Exercise goal:
If a line in the records below holds the word "range", copy it.

[Data records for software interfaces]
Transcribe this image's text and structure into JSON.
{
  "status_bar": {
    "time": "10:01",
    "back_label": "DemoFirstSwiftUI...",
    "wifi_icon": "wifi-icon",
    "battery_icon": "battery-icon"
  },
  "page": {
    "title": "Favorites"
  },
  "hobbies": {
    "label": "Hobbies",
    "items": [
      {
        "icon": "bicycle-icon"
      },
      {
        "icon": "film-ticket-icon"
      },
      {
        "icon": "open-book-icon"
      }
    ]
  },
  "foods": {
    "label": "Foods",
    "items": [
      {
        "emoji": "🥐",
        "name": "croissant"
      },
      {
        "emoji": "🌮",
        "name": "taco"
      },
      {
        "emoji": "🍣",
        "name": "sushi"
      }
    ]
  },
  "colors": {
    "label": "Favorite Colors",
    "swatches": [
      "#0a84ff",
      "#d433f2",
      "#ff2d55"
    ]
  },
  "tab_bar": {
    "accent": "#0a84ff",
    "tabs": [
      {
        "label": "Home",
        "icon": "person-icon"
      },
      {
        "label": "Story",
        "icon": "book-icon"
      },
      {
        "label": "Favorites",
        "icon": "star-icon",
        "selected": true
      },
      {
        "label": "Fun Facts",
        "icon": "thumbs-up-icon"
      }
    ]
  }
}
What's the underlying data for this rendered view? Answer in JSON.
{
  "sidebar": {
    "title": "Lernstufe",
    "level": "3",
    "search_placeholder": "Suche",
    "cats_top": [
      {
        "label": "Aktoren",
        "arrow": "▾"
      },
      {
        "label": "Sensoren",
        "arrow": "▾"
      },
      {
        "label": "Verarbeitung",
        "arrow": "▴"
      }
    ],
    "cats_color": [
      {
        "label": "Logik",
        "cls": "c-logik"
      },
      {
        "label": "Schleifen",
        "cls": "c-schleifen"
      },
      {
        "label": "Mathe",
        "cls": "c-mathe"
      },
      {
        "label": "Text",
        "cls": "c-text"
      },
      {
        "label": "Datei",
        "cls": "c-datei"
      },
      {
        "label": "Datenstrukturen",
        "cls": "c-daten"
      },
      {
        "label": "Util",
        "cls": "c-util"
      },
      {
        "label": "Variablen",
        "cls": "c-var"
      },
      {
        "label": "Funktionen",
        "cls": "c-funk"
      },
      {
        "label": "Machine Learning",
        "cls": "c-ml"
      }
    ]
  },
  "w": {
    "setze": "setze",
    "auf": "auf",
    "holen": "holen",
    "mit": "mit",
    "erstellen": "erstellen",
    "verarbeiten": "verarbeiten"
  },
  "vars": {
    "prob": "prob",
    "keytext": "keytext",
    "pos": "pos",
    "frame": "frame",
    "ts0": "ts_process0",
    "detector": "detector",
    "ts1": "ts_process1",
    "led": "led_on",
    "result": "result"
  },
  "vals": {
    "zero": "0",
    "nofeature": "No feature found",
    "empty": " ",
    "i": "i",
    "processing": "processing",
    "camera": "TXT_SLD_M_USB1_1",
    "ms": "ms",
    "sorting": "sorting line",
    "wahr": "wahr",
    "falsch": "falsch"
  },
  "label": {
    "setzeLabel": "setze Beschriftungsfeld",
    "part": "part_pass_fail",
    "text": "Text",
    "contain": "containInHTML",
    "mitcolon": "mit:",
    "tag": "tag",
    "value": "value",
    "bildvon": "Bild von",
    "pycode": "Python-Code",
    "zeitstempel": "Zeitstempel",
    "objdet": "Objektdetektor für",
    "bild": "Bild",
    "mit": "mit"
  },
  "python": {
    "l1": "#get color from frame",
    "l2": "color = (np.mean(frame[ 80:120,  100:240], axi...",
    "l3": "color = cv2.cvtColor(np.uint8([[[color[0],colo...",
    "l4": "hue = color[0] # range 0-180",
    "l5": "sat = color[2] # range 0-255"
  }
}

Solution below:
    "l4": "hue = color[0] # range 0-180",
    "l5": "sat = color[2] # range 0-255"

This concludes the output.